• [WHAT TO DO] Go through the records and show each line where the word "役務関係" occurs.

• [SUPPLIED RECORDS]

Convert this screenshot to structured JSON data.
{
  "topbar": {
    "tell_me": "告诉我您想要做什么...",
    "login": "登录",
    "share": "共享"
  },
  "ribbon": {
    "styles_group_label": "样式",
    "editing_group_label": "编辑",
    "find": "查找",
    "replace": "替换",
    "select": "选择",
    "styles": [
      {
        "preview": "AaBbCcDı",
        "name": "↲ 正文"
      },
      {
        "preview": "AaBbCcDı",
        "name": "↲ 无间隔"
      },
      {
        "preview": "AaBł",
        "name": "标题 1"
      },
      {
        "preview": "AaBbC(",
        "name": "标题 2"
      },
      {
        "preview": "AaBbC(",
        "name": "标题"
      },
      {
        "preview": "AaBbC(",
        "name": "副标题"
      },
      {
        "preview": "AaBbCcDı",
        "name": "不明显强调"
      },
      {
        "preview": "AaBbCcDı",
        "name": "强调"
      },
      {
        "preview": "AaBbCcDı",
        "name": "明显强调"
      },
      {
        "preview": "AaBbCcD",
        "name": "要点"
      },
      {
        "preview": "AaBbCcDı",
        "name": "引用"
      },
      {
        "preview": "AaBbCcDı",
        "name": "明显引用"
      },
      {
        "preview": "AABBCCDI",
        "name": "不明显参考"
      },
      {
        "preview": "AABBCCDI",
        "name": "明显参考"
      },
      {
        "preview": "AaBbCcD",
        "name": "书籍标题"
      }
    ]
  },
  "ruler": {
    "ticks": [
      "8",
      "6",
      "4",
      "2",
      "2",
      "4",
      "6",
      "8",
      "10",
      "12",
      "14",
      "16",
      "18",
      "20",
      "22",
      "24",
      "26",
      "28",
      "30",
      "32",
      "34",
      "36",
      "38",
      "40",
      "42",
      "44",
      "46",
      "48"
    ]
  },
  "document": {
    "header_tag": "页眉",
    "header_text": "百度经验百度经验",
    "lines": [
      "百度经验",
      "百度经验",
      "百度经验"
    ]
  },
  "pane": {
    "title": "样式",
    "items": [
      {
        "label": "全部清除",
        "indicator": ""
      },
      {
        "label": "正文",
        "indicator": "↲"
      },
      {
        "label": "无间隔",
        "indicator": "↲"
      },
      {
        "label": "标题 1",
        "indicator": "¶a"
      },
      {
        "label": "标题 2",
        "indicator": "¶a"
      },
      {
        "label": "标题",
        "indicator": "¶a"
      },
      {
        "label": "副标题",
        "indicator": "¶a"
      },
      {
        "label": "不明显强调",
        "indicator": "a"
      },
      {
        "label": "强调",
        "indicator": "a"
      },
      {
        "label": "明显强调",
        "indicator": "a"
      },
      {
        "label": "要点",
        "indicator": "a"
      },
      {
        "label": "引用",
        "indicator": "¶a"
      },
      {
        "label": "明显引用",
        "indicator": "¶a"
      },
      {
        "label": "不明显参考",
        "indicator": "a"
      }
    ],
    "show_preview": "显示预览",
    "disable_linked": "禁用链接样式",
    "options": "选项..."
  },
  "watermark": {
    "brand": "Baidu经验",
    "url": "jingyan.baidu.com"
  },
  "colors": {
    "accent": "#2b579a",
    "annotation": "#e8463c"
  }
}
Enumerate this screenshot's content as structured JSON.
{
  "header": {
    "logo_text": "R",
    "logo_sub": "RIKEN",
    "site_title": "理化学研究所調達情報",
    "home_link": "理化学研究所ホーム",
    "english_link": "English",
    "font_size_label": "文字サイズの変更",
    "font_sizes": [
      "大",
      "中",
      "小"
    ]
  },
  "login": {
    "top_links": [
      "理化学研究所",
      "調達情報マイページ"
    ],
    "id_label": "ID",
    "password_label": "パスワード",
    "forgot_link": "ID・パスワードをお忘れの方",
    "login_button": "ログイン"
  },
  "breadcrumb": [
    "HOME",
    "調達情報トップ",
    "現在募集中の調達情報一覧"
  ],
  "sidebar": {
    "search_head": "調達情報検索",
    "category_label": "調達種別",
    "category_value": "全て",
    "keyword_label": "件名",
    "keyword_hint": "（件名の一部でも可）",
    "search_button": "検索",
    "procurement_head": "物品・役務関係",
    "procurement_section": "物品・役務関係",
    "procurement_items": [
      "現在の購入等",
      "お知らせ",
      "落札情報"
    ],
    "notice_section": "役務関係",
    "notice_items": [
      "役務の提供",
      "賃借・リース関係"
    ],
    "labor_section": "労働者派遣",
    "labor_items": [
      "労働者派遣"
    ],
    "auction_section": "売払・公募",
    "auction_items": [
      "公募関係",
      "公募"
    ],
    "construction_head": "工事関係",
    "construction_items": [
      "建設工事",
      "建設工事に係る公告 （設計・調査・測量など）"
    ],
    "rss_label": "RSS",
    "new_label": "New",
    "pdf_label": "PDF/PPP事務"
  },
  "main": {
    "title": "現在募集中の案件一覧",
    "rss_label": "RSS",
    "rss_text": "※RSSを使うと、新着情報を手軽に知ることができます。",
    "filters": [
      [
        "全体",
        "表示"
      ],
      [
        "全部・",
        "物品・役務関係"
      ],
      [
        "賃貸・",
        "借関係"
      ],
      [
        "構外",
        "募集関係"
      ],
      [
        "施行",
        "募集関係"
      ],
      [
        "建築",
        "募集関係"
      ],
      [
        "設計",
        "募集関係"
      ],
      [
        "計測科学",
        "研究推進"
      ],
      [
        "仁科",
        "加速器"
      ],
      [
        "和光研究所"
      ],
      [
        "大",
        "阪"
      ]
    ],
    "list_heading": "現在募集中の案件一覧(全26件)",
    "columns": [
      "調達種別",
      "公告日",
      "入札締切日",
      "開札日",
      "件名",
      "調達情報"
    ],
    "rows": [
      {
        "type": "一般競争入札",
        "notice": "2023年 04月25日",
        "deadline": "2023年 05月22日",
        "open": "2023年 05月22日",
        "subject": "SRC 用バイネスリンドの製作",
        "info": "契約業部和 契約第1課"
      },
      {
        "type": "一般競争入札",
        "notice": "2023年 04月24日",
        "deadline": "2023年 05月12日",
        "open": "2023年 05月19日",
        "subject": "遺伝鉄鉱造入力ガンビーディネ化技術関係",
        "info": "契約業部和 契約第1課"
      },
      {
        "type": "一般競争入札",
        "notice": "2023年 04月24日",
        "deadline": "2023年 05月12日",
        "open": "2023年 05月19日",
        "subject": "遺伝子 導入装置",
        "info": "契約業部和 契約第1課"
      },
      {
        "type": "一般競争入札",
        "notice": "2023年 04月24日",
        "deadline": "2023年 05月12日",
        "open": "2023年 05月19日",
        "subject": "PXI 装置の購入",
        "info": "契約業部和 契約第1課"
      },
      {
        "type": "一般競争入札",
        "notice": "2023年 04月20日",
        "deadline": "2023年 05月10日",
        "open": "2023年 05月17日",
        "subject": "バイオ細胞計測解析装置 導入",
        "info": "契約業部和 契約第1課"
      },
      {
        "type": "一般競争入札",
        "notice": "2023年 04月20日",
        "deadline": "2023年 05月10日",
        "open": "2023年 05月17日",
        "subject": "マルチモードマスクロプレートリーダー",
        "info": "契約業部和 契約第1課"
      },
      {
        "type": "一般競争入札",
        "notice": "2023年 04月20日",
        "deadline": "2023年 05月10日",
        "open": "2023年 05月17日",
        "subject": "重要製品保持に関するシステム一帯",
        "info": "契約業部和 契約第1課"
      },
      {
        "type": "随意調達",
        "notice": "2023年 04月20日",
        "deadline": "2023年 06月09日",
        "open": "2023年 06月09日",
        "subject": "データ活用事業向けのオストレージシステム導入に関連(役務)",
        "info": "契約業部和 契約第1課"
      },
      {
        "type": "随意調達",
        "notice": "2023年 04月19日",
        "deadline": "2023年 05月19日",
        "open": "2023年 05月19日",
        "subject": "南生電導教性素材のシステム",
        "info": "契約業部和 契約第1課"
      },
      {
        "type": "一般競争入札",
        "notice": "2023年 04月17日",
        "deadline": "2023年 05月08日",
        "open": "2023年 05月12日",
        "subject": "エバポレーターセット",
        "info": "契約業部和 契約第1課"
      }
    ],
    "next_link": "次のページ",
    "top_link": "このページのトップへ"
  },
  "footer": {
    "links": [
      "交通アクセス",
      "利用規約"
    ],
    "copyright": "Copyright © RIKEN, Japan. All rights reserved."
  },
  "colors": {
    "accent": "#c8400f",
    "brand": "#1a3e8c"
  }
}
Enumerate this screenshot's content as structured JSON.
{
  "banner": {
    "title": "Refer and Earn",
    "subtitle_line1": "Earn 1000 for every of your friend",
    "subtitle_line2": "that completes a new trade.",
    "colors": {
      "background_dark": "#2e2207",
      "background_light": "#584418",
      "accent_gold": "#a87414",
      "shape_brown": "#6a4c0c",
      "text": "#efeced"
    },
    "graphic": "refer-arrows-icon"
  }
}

• [RESULT]
    "procurement_head": "物品・役務関係",
    "procurement_section": "物品・役務関係",
    "notice_section": "役務関係",
        "物品・役務関係"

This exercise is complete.